Trace Hydrogen Gas Sensor

Fast and Sensitive Detection of Trace H2

At a Glance

Researchers at Colorado State University and NOAA have designed a sensor based on Photoacoustic Stimulated Raman Spectroscopy (PARS) that can detect Hydrogen gas (H2) at trace levels, including down to parts per billion (ppb) levels. This sensor can allow accurate and sensitive detection of H2 in air with fast time response in a relatively robust and compact package.


There is growing interest in hydrogen as an energy carrier to reduce the carbon footprint. There has been rapid growth and investment in the H2 economy. Concurrent with the nation developing its hydrogen energy infrastructure is a need for sensors to quantify H2 emissions. There are currently no compact/field instruments available for trace detection of H2 in air. There are only complex, and usually slow time response, lab instruments for H2 detection or field sensors with low sensitivity that can only detect high H2 concentrations. Neither class of existing sensor is adequate for future H2 sensing needs; where compact, sensitive, field instruments will be needed.

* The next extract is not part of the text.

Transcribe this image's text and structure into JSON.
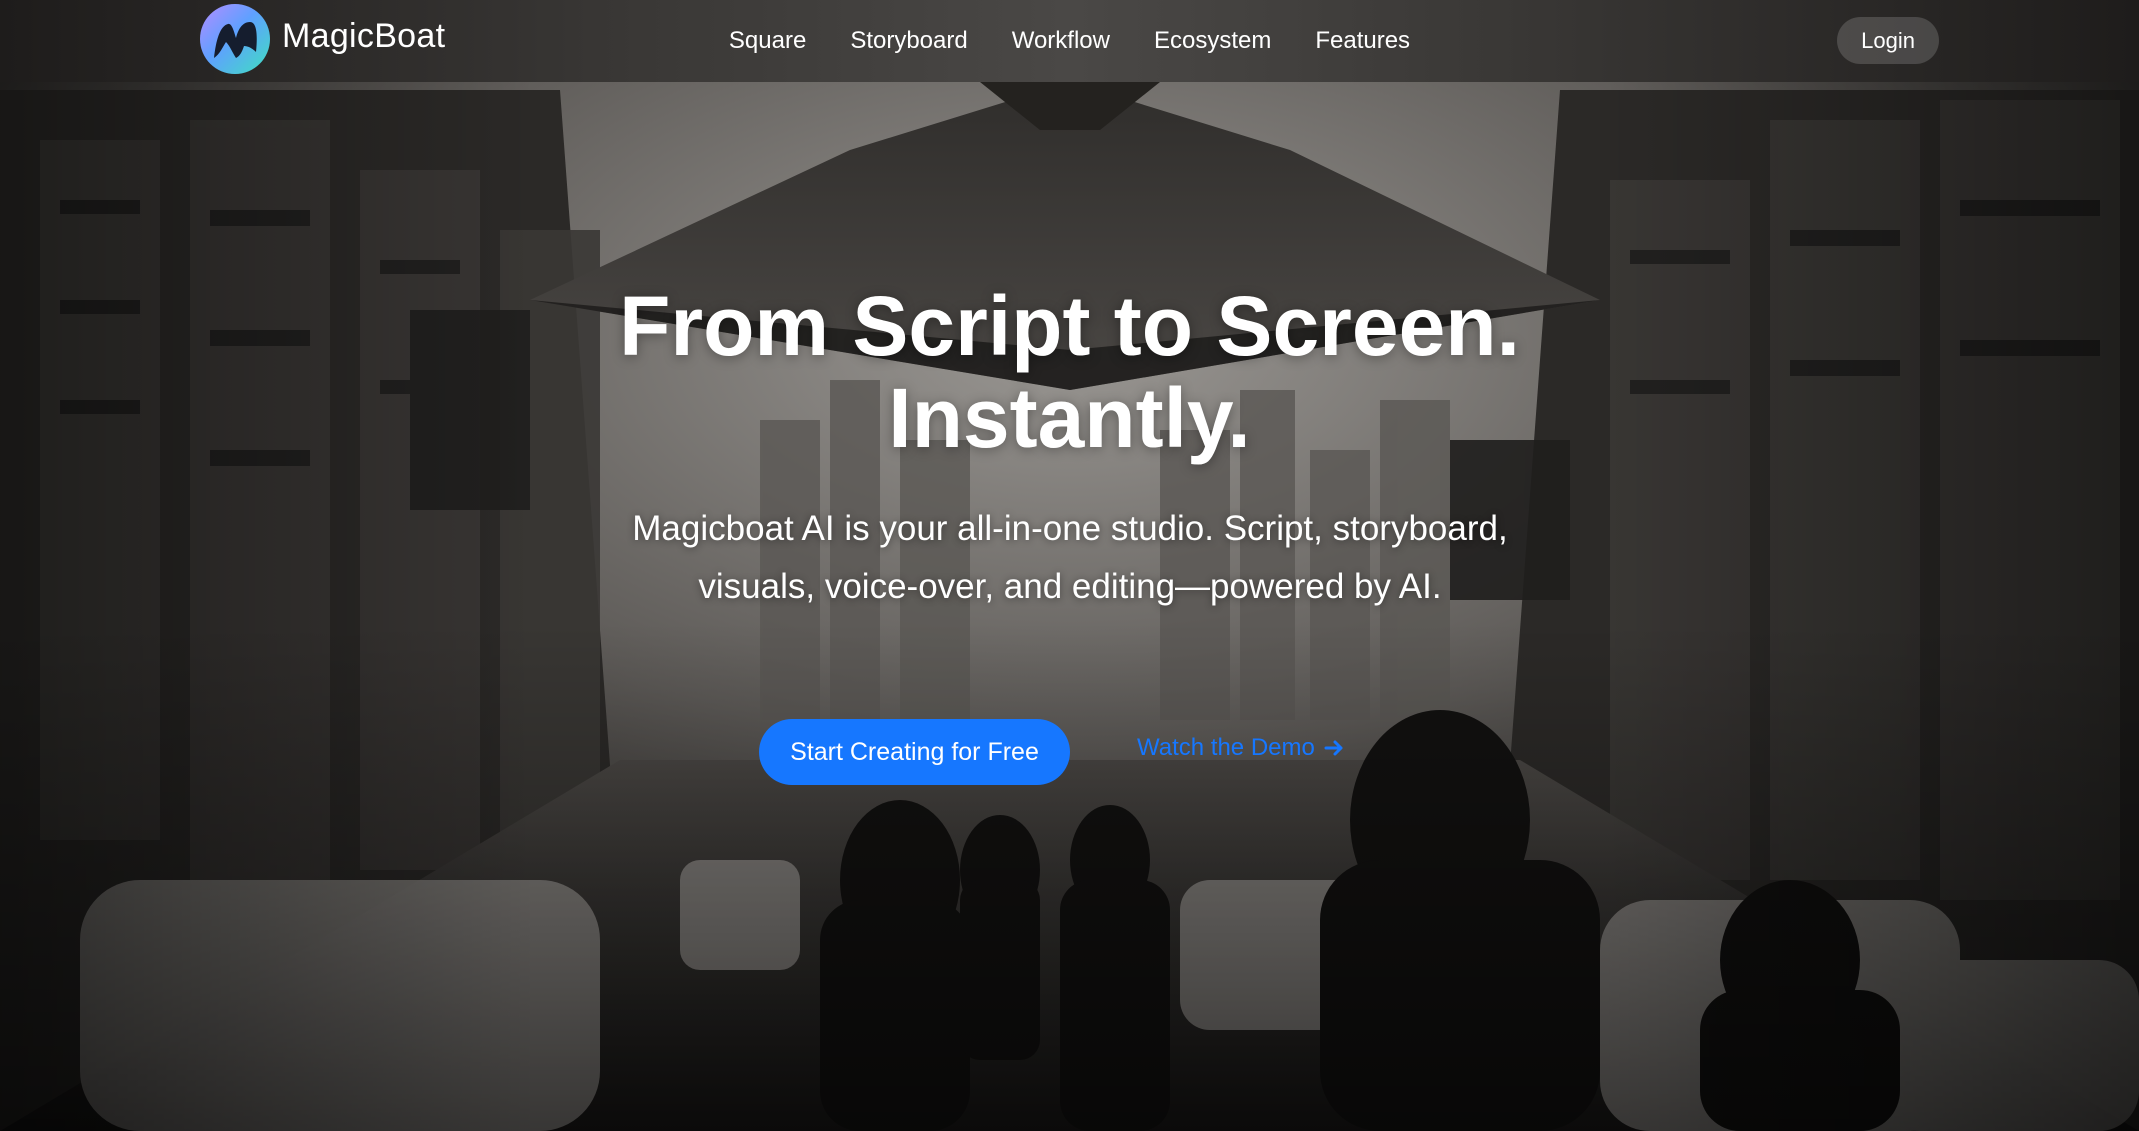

The sensor will provide point measurements of H2 concentration in untreated air and could be used for detection of emissions from infrastructure, including safety alarms. The sensor will also be deployable on mobile platforms. Combining sensor concentration readings with meteorological information will allow quantitative inference of mass balance emissions.


  • Accurate and sensitive H2 detection (ppb concentration changes)
  • Fast time response (in seconds)
  • Robust and compact package (size approximately 10 liters)
  • Will support regional and national inventories of H2 emissions and greenhouse gas models

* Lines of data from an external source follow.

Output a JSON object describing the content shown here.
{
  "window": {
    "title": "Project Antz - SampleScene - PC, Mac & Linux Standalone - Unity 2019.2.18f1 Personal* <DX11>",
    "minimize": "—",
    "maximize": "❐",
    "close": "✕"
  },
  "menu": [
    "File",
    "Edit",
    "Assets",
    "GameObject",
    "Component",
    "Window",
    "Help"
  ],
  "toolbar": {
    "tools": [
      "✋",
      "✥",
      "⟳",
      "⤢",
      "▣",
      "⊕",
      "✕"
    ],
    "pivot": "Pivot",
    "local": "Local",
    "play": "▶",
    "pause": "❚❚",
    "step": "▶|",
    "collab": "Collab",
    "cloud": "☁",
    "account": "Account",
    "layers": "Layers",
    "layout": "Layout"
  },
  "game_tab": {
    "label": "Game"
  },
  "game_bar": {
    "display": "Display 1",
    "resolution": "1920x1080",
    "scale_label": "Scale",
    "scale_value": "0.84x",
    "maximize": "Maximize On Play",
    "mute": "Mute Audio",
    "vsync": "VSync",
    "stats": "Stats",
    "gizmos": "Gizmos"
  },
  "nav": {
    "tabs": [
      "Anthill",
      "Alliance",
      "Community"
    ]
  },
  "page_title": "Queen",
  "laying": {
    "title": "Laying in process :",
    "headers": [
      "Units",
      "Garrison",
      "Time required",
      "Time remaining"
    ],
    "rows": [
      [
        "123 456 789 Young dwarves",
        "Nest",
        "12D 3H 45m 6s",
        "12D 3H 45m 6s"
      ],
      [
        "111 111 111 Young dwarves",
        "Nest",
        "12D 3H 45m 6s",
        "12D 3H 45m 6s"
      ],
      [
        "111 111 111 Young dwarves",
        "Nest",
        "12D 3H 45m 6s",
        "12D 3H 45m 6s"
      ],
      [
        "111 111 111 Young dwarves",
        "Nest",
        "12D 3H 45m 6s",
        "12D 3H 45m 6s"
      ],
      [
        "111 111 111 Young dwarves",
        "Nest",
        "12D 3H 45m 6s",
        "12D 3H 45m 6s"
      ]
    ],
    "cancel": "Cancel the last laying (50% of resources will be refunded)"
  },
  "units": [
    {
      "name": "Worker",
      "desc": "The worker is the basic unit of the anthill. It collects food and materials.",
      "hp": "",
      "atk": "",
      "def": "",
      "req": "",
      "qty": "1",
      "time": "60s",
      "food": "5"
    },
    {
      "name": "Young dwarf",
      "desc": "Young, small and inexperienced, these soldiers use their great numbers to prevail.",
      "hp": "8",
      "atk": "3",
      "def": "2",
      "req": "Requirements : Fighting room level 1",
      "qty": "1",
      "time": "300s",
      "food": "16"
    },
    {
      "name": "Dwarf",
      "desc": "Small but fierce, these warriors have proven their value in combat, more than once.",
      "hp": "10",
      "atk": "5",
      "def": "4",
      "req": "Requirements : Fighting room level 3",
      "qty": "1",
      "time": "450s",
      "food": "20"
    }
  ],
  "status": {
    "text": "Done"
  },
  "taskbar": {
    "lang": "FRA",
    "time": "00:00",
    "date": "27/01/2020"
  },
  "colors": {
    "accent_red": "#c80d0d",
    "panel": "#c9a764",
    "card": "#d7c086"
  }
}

  • End-use such as integrating with H2-based transportation systems for emission detection
  • Rapid alarm detection of H2 leaks for safety purposes
  • Locating and quantifying planned and fugitive leaks from H2 infrastructure
Last Updated: June 2023

Available for Licensing and Sponsored Research
TRL: 3

IP Status

Provisional Patent Application


Azer Yalin
Ciprian Dumitrache
Steven Brown, NOAA

Reference Number
Licensing Manager

Jessy McGowan